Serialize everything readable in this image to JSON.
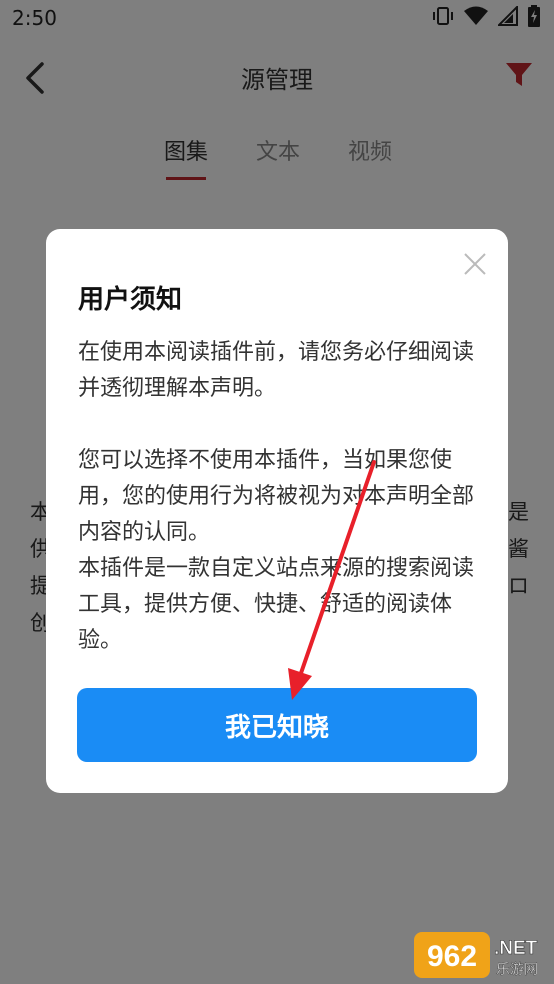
{
  "status_bar": {
    "time": "2:50",
    "icons": [
      "vibrate-icon",
      "wifi-icon",
      "signal-icon",
      "battery-icon"
    ]
  },
  "app_bar": {
    "back_icon": "back-arrow-icon",
    "title": "源管理",
    "filter_icon": "filter-icon",
    "filter_color": "#c0282e"
  },
  "tabs": [
    {
      "label": "图集",
      "active": true
    },
    {
      "label": "文本",
      "active": false
    },
    {
      "label": "视频",
      "active": false
    }
  ],
  "background_page": {
    "left_chars": [
      "本",
      "供",
      "提",
      "创"
    ],
    "right_chars": [
      "是",
      "酱",
      "ロ"
    ]
  },
  "dialog": {
    "title": "用户须知",
    "close_icon": "close-icon",
    "paragraph_1": "在使用本阅读插件前，请您务必仔细阅读并透彻理解本声明。",
    "paragraph_2": "您可以选择不使用本插件，当如果您使用，您的使用行为将被视为对本声明全部内容的认同。",
    "paragraph_3": "本插件是一款自定义站点来源的搜索阅读工具，提供方便、快捷、舒适的阅读体验。",
    "confirm_label": "我已知晓",
    "confirm_color": "#1a8cf5"
  },
  "annotation": {
    "arrow_color": "#e8202a"
  },
  "watermark": {
    "number": "962",
    "suffix": ".NET",
    "subtitle": "乐游网"
  }
}
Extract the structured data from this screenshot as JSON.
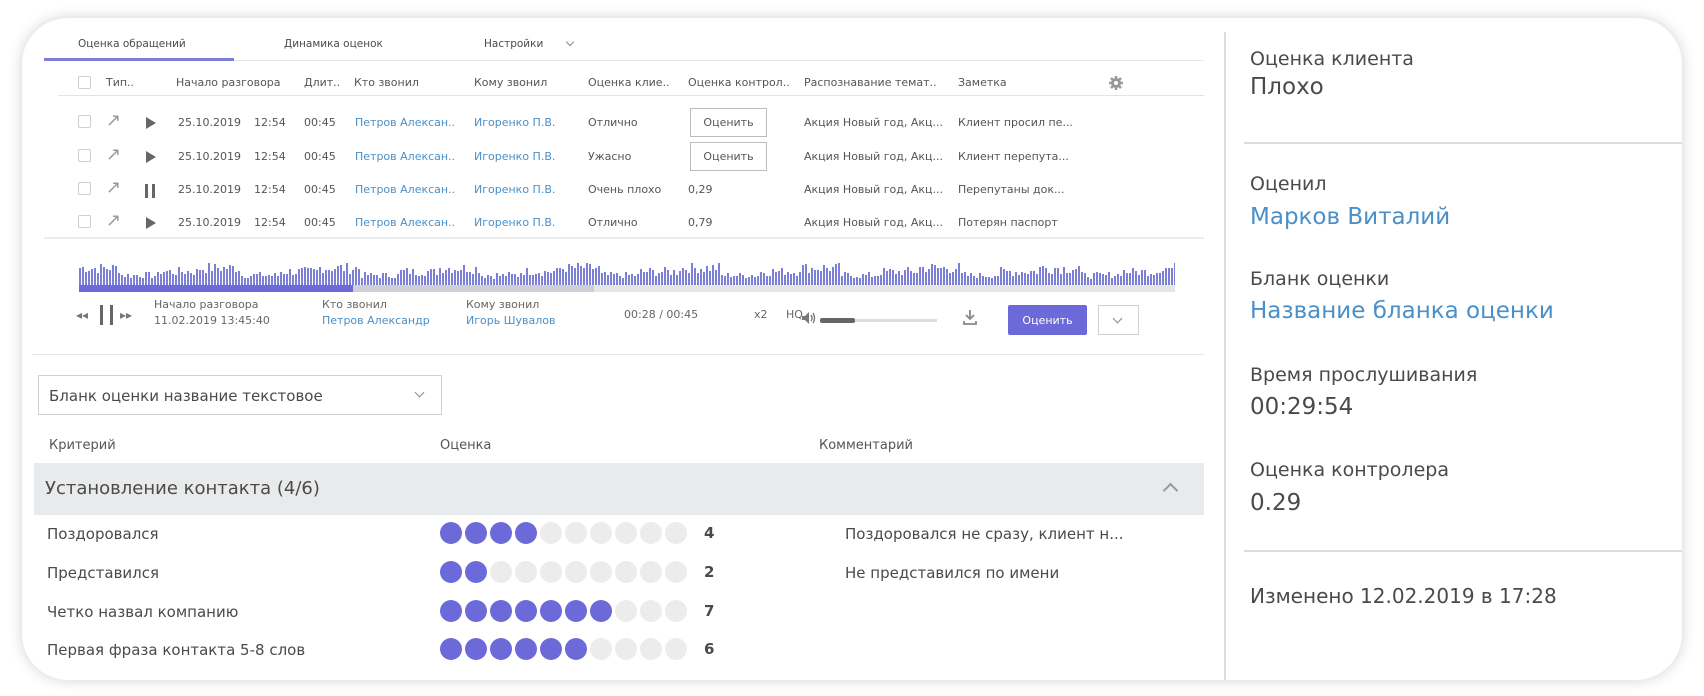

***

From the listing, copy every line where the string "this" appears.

## Reply
Serialize everything readable in this image to JSON.
Extract the structured data from this screenshot as JSON.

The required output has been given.